(Dataset rows for apps and sites)
"""
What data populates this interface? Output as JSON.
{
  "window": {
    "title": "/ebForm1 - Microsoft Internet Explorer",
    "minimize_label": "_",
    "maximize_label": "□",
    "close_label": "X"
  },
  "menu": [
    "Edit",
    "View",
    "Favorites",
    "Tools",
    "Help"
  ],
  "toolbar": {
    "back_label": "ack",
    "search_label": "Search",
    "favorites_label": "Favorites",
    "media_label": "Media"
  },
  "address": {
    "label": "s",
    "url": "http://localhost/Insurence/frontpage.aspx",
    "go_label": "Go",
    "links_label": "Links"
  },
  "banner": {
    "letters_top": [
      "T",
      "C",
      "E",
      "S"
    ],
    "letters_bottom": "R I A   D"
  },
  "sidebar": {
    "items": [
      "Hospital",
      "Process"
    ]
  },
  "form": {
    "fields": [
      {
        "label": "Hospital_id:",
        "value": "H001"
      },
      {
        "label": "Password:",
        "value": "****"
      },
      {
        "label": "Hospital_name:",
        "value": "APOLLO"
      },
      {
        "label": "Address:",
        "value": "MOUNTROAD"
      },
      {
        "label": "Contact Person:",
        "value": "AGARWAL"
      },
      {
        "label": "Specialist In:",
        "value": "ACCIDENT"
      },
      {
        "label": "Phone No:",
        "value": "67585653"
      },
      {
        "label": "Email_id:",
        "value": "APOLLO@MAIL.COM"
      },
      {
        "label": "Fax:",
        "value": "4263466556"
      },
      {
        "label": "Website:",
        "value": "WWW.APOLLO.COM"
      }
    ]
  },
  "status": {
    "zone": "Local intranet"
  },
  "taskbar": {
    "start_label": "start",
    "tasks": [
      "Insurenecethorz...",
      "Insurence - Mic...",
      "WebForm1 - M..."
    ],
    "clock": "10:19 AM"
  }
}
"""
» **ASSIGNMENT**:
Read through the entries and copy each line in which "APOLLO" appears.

» **THE COMPLETED TASK**:
        "value": "APOLLO"
        "value": "APOLLO@MAIL.COM"
        "value": "WWW.APOLLO.COM"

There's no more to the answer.